EXERCISE REQUIREMENTS: Only lines, not pictures: please repeat exactly the lines from the one with "Serialize everything readable" through the end of the listing.

───── RECORDS FOR THIS TASK ─────

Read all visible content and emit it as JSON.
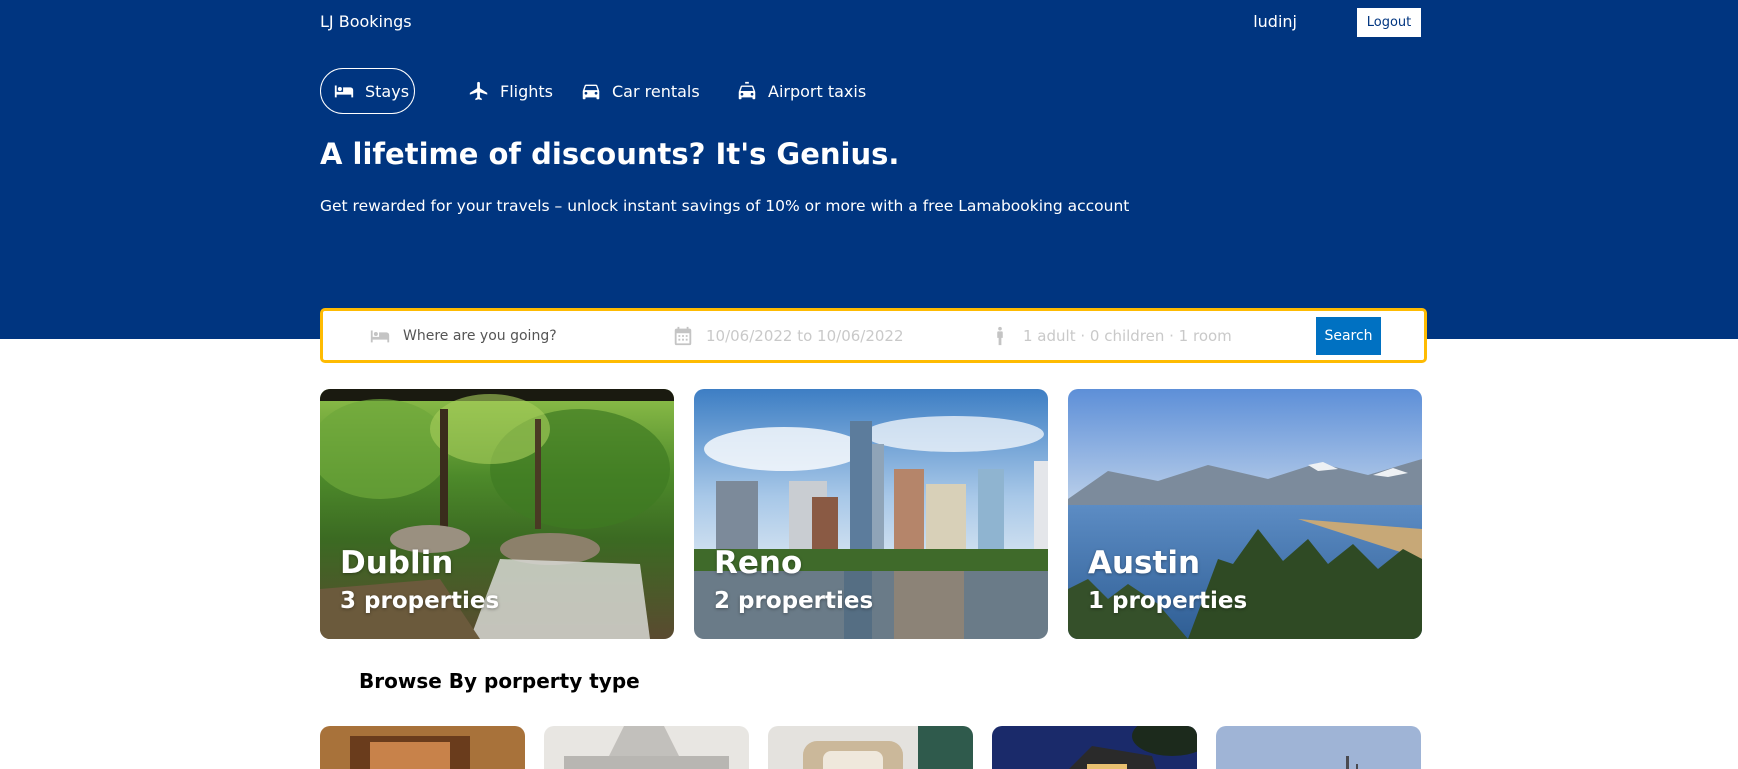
{
  "navbar": {
    "logo": "LJ Bookings",
    "username": "ludinj",
    "logout_label": "Logout"
  },
  "tabs": [
    {
      "label": "Stays",
      "icon": "bed-icon",
      "active": true
    },
    {
      "label": "Flights",
      "icon": "plane-icon",
      "active": false
    },
    {
      "label": "Car rentals",
      "icon": "car-icon",
      "active": false
    },
    {
      "label": "Airport taxis",
      "icon": "taxi-icon",
      "active": false
    }
  ],
  "hero": {
    "title": "A lifetime of discounts? It's Genius.",
    "subtitle": "Get rewarded for your travels – unlock instant savings of 10% or more with a free Lamabooking account"
  },
  "search": {
    "destination_placeholder": "Where are you going?",
    "dates": "10/06/2022 to 10/06/2022",
    "guests": "1 adult · 0 children · 1 room",
    "button_label": "Search"
  },
  "featured": [
    {
      "city": "Dublin",
      "count": "3 properties",
      "image": "forest-stream"
    },
    {
      "city": "Reno",
      "count": "2 properties",
      "image": "city-skyline"
    },
    {
      "city": "Austin",
      "count": "1 properties",
      "image": "lake-mountains"
    }
  ],
  "property_types": {
    "title": "Browse By porperty type",
    "items": [
      "hotel-photo",
      "apartment-photo",
      "resort-photo",
      "villa-photo",
      "cabin-photo"
    ]
  },
  "colors": {
    "brand_blue": "#003580",
    "search_border": "#febb02",
    "button_blue": "#0071c2"
  }
}
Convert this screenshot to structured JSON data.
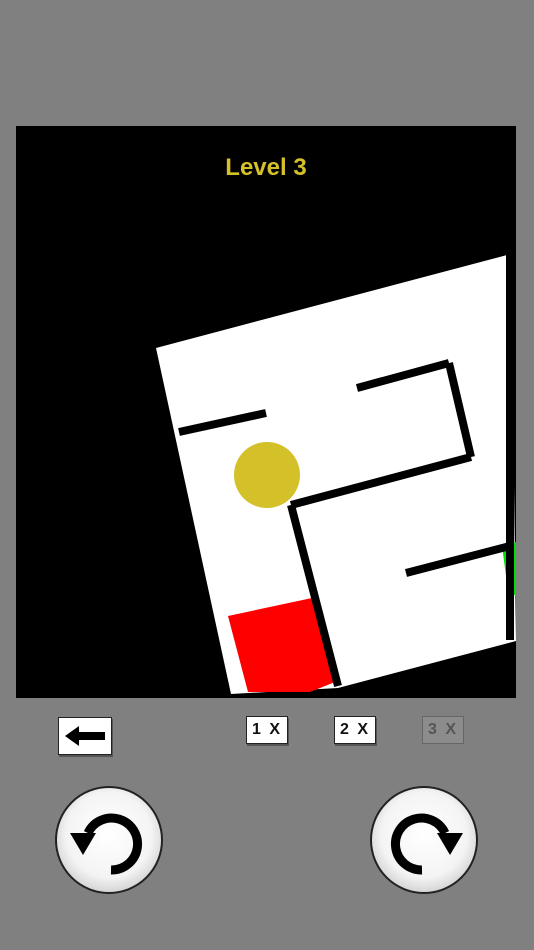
{
  "level": {
    "title": "Level 3"
  },
  "icons": {
    "back": "arrow-left-icon",
    "rotate_left": "rotate-counterclockwise-icon",
    "rotate_right": "rotate-clockwise-icon"
  },
  "controls": {
    "speed_1x": "1 X",
    "speed_2x": "2 X",
    "speed_3x": "3 X",
    "speed_3x_enabled": false
  },
  "colors": {
    "background": "#808080",
    "board": "#000000",
    "maze_floor": "#ffffff",
    "ball": "#d4c12a",
    "start_zone": "#ff0000",
    "exit_zone": "#00ff00",
    "title": "#d4c12a"
  }
}
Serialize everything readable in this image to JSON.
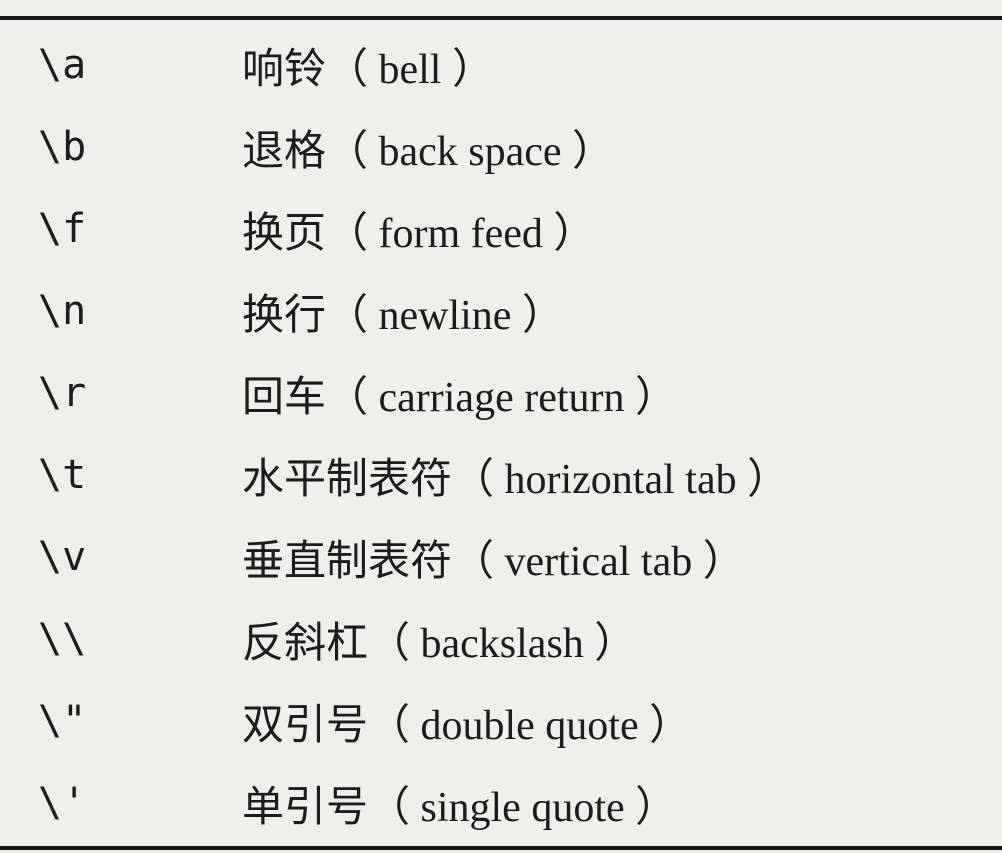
{
  "rows": [
    {
      "code": "\\a",
      "desc": "响铃（ bell ）"
    },
    {
      "code": "\\b",
      "desc": "退格（ back space ）"
    },
    {
      "code": "\\f",
      "desc": "换页（ form feed ）"
    },
    {
      "code": "\\n",
      "desc": "换行（ newline ）"
    },
    {
      "code": "\\r",
      "desc": "回车（ carriage return ）"
    },
    {
      "code": "\\t",
      "desc": "水平制表符（ horizontal tab ）"
    },
    {
      "code": "\\v",
      "desc": "垂直制表符（ vertical tab ）"
    },
    {
      "code": "\\\\",
      "desc": "反斜杠（ backslash ）"
    },
    {
      "code": "\\\"",
      "desc": "双引号（ double quote ）"
    },
    {
      "code": "\\'",
      "desc": "单引号（ single quote ）"
    }
  ]
}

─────

RESPONSE AREA:
Serialize everything readable in this image to JSON.
{
  "rows": [
    {
      "code": "\\a",
      "desc": "响铃（ bell ）"
    },
    {
      "code": "\\b",
      "desc": "退格（ back space ）"
    },
    {
      "code": "\\f",
      "desc": "换页（ form feed ）"
    },
    {
      "code": "\\n",
      "desc": "换行（ newline ）"
    },
    {
      "code": "\\r",
      "desc": "回车（ carriage return ）"
    },
    {
      "code": "\\t",
      "desc": "水平制表符（ horizontal tab ）"
    },
    {
      "code": "\\v",
      "desc": "垂直制表符（ vertical tab ）"
    },
    {
      "code": "\\\\",
      "desc": "反斜杠（ backslash ）"
    },
    {
      "code": "\\\"",
      "desc": "双引号（ double quote ）"
    },
    {
      "code": "\\'",
      "desc": "单引号（ single quote ）"
    }
  ]
}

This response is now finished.